3. Claims 5, 6, and 7

To survive a motion to dismiss, a complaint must set forth sufficient facts to state a claim for relief that is "plausible on its face." Twombly, 550 U.S. at 570. Even construing the complaint liberally in favor of Ms. Allen as is required for pro se litigants, United States v. Byfield, 391 F.3d 277, 281 (D.C. Cir. 2004), the Court can discern no legal cause of action set forth in Claim 5, Claim 6, or Claim 7.

Claim 5 alleges that four student loans appear on Ms. Allen's credit report and that Ms. Allen only took out two student loans. Ms. Allen misapprehends her credit report. Attached to Ms. Allen's original complaint is a copy of a TransUnion credit report dated February 4, 2010, showing two student loans from "Direct Loan SVC System" with a $0 balance. See Compl. [Dkt. # 1] at 105. When Ms. Allen defaulted on these loans, the unpaid balances were transferred to Default Resolution Group ("DRG") for collection; DRG then transferred the loans to Premiere Credit of North America, LLC ("Premiere Credit") for collection. See Howell Decl. ¶ 4; Supplemental Howell Decl. ¶ 6. The loans that were transferred for collection are listed on the TransUnion report as two loans from the "U.S. Dept. of Education." See Compl. [Dkt. # 1] at 106. Premiere Credit is attempting to collect the two outstanding loans from the U.S. Department of Education, not the two Direct Loan SVC System loans that are listed with a $0 balance.

Claim 6 alleges that Ms. Allen lost her job as a teacher in 2000. Ms. Allen makes no claim against DOE relating to her job loss. She merely notes that she lost her job as a way of explaining why she defaulted on the student loans. Claim 7 alleges that Ms. Allen paid other student loans off years ago and is therefore capable of paying off these loans. Claim 7 also makes no claim against DOE, but instead explains Ms. Allen has paid off loans previously and believes she could do so again.

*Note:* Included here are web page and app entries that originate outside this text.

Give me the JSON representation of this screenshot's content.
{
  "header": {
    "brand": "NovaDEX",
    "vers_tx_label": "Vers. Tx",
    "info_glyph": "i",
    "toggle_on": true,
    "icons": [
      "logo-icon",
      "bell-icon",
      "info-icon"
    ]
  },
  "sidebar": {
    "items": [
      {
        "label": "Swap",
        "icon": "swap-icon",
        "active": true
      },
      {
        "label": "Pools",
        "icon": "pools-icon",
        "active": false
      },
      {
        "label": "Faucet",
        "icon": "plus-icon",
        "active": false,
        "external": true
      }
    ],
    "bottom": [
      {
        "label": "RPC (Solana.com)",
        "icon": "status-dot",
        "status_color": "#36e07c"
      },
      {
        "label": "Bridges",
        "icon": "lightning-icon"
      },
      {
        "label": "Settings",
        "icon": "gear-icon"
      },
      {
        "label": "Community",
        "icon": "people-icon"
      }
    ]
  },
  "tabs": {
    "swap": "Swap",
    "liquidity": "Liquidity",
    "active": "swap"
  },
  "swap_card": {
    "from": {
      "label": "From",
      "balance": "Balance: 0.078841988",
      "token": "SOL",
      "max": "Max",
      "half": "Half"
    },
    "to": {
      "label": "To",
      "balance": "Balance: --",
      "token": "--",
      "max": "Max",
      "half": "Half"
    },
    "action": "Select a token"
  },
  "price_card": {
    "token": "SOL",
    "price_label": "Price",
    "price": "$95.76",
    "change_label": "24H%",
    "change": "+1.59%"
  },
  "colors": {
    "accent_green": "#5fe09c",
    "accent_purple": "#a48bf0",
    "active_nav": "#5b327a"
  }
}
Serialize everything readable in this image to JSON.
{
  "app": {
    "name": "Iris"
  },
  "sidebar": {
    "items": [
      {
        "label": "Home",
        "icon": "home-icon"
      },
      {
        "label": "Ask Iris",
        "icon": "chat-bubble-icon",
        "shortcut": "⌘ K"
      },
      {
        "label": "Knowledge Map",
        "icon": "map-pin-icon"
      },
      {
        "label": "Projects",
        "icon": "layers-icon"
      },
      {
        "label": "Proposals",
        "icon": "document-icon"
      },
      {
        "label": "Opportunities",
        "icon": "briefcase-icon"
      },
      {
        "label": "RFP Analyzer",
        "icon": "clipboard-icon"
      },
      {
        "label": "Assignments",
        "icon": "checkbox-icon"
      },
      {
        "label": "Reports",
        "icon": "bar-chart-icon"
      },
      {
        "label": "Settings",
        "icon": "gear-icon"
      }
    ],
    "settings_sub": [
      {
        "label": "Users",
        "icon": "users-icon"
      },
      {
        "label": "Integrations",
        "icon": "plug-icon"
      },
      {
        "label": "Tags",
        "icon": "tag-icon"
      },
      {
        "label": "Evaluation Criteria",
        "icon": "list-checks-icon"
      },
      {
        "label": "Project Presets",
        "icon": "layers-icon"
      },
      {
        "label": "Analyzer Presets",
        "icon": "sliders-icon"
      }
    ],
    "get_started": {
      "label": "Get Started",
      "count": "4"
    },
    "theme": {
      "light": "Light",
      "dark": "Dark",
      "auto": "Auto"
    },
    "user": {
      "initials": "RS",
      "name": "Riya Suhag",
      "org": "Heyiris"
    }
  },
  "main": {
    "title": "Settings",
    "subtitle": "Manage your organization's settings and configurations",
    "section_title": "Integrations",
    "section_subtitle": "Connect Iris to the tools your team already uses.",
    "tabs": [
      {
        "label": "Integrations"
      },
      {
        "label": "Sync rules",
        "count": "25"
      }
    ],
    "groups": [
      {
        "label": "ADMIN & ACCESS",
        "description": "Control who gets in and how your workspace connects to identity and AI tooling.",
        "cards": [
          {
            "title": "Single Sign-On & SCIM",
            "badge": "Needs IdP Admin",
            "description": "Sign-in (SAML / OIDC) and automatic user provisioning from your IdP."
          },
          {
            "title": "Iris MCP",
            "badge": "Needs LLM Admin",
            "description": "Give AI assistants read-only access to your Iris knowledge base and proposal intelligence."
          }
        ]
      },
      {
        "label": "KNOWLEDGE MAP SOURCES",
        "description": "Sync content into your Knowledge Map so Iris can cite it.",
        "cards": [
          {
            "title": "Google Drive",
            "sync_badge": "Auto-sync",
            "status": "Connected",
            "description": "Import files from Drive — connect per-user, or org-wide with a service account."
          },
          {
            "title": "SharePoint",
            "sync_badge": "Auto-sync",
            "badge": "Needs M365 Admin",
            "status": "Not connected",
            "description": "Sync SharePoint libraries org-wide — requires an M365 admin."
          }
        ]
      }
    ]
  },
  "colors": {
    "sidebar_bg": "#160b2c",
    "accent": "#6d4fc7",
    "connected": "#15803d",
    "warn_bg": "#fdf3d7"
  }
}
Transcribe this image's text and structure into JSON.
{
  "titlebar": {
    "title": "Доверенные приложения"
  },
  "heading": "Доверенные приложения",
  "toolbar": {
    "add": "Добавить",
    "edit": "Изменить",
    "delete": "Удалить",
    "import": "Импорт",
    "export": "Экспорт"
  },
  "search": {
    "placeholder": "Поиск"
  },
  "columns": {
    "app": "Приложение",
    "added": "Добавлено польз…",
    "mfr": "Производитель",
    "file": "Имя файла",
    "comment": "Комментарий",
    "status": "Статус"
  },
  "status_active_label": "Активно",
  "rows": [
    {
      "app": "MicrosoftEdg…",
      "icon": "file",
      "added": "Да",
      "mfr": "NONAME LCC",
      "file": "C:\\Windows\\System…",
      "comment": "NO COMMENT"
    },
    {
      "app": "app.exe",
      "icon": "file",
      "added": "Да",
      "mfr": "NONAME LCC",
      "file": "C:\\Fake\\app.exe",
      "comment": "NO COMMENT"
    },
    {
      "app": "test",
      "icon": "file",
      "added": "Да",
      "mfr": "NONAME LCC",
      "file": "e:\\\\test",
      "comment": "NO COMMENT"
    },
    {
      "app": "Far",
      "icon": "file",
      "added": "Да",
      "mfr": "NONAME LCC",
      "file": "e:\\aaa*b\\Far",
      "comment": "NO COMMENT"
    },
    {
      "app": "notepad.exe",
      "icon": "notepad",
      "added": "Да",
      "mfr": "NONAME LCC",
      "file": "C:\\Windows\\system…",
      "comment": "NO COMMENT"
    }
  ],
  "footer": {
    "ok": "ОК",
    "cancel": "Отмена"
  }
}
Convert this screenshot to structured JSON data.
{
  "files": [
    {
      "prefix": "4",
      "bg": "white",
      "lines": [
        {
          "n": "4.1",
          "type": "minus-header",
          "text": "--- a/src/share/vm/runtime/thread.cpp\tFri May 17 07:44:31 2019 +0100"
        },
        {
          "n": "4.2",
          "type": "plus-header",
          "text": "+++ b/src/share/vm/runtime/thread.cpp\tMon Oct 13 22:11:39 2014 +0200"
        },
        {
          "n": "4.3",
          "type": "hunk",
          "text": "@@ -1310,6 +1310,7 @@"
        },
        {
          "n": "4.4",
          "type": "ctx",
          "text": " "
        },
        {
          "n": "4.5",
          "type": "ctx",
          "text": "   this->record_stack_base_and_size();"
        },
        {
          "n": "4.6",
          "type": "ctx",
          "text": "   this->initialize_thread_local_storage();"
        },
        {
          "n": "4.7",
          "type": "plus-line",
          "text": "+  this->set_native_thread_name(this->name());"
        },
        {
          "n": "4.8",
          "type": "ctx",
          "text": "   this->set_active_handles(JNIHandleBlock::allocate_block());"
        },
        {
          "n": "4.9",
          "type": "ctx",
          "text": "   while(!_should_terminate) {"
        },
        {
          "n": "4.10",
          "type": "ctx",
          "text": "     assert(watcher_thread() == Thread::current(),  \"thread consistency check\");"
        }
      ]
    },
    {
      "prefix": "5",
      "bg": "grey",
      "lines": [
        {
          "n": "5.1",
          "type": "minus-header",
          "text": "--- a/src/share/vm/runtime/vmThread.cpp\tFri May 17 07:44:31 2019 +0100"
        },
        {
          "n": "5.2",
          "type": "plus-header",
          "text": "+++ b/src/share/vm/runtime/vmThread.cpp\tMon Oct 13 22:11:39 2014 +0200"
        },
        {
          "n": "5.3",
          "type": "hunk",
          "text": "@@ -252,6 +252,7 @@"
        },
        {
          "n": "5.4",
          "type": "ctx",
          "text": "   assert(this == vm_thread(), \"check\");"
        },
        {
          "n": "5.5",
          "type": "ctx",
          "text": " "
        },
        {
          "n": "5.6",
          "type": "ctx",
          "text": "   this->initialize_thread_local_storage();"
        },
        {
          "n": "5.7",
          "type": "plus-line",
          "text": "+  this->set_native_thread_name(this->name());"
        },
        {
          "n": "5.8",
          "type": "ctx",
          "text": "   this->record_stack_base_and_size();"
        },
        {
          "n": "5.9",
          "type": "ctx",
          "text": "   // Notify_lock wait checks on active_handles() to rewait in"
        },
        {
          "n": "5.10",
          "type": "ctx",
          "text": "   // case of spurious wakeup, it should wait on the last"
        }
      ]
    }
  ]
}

Claims 5, 6, and 7 fail to set forth any legal claim for relief as required by Federal Rule of Civil Procedure 8(a). Thus, these claims will be dismissed for failure to state a claim under Rule 12(b)(6).


For the reasons stated above, the Department's motion to dismiss [Dkt. # 13] will be granted and this case will be dismissed. A memorializing Order accompanies this Memorandum Opinion.

For the same reasons that DOE's motion to dismiss will be granted, Plaintiff's motion "to set aside Defendant's renewed motion to dismiss" [Dkt. # 20] will be denied.

Date: December 14, 2010